This episode is an hour long, so I’ll link the first two installments here and put the rest up with commentary over the weekend. This episode is as great as all the others, with perhaps its peak arriving at the discussion of Ray’s shooting technique and the feature on Glen Davis. What a consistently involving show this was. All expectations met and exceeded. But don’t let it distract you from the other great stuff that’s gone up today!
The first five minutes: The tone taken by Doc and the players in discussing the Perk trade is, pardon my language, bananas. They act like it was some kind of inevitable natural disaster that they have to rebound from. Doc: “We traded a player, but we traded one of our family members. You just don’t get by that. You don’t just wipe that away and go play basketball.” Replace the first sentence with “a volcano destroyed our practice facility” or “Von Wafer’s dog was run over” and then it kind of makes sense. But this trade did not just happen to the team out of nowhere! THIS. WAS. VOLUNTARY. What does it say about the trade that nobody has anything to say about how it’s going to help, just how difficult it’s going to be to “get by”? You shouldn’t have to “get by” a thing your basketball operations professionals chose to do!
6:28 – Gotta give it up to Rondo for just talking about two dudes being friends like it’s barely even a thing. He misses going to the mall on road trips with Perkins, and a lesser guy would withhold that information, but not Rajon Rondo. He forces you to confront that and get a little misty over it. He and Perk were FRIENDS, and he wants the world to know. Acknowledge your friends, everyone.
6:55 – This is where Rondo auditions Avery Bradley to be his replacement friend now that Perk is gone. It does not go well. Rondo makes the effort to wear a cotton kimono with breast pockets, but Bradley just throws on a t-shirt and orders up a bunch of Shirley Temps (note the empty husks of Shirley Temps past next to his full one). But that’s not the biggest problem. Avery: posture, dude. Get some. When you have a conversation with your friend who is better than you at your job, don’t sit with your face hovering six inches above your food. The guy chats like he dribbles! Nice of the ESPN editors to not include the part of this scene where Bradley gets Nexted by Rondo.
8:10 – I like this story about the entire locker room going nuts in an emotional chain reaction. That’s one of the fun things about everyone on the team being insane. Cassell and Posey hucking chairs at each other, PJ Brown threatening to tan everyone’s backside, Ray just sitting in front of his locker reading “Life of Pi” and shaking his head…that’s the stuff.
11:00 – Riddle time at the Jeff Green house.

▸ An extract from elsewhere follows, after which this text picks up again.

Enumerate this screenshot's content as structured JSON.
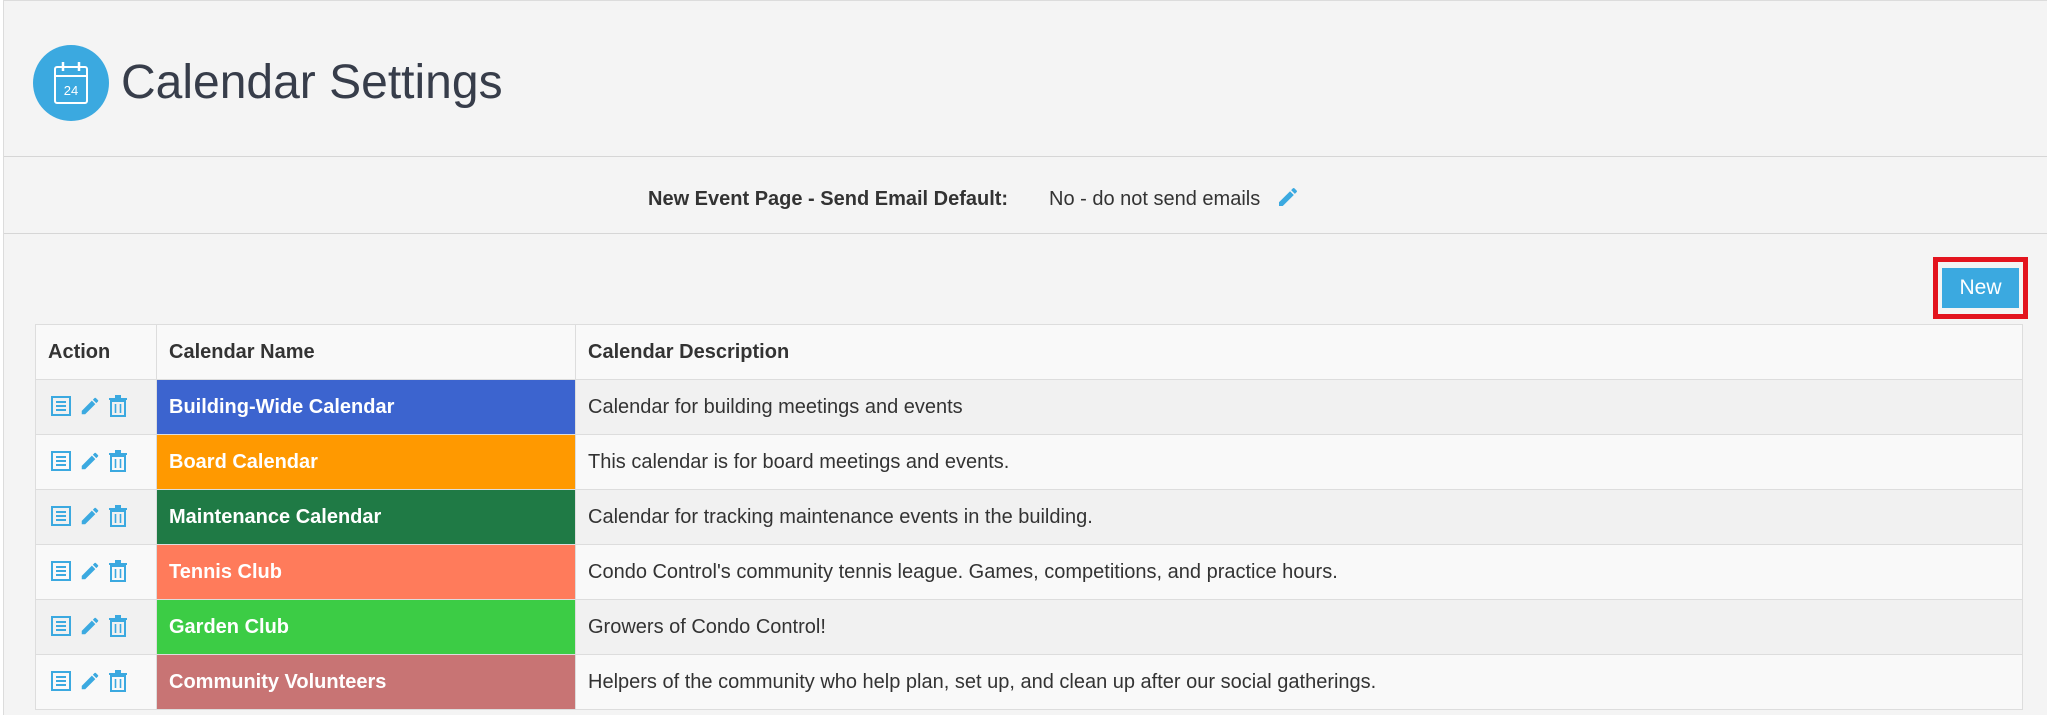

Jeff’s girlfriend asks “What do you call a pony with a cough?” Jeff’s mom responds with what sounds like “A pony seven,” which, you know, is not a great guess, but thanks for getting involved. When the answer is revealed to be “a little ho(a)rse),” everyone laughs really hard because they’re nervous about being on camera. Then Jeff talks about how he misses Oklahoma City because it was easy to drive there.
13:35 – Ray, still toned like a dang printer cartridge, says he always knows why he missed a shot. “Short, legs…long, I’m aiming it…” That is so awesome. He knows that he’s “right-eye dominant” and works that into his game. I never want to hear anyone else talk about anything ever again. Everyone else, please stop talking so Ray can talk about shooting threes and his childhood.
1:55 – Footage from the 1996 NBA Draft. Stern shakes the hands of Kobe, Nash, and Ray in succession, secretly knowing that these are going to one day be one of the ten best players ever, a two-time MVP, and the all-time three-point champion. Seriously, Stern plans all of this stuff.
2:05 – Young Ray Allen looks quite a little like a current Jeff Green. Could that be why Ray took him in as a mentor? I kind of wish Ray would grow his hair out so we could see if it receded.
4:40 – Baby compares his abs, or his absence of abs, to Ray’s 12-pack soda box (the new 12-packs with six rows of two, not that old “three rows of four” nonsense). Then he pretends to eat some salad greens, forgetting that he’s already revealed that he eats spaghetti and pancakes before every game on this very show.
The Davis feature that follows right after that is very sweet, and actually of some value for fans, because lost in the criticisms of Glen Davis’s play is the fact that he is a very good, sensitive guy. I’m not saying anyone should lay off for this reason, but you know, keep it in mind. He really loves being a Celtic.
9:59 – There’s an analogy here about a chicken vs. a pig that is so confusing and illogical that it probably doesn’t bear repeating here. It’s about how pigs sacrifice more than chickens, because chickens just lay eggs but pigs sacrifice “their whole bodies,” so Davis wants to be a pig. Chickens, of course, also sacrifice their whole bodies, but this is the reasoning that led to Glen taking more charges, so just go with it.
12:35 – So if Danny Ainge is willing to appear in this video, why isn’t he talking about the things we want him to talk about?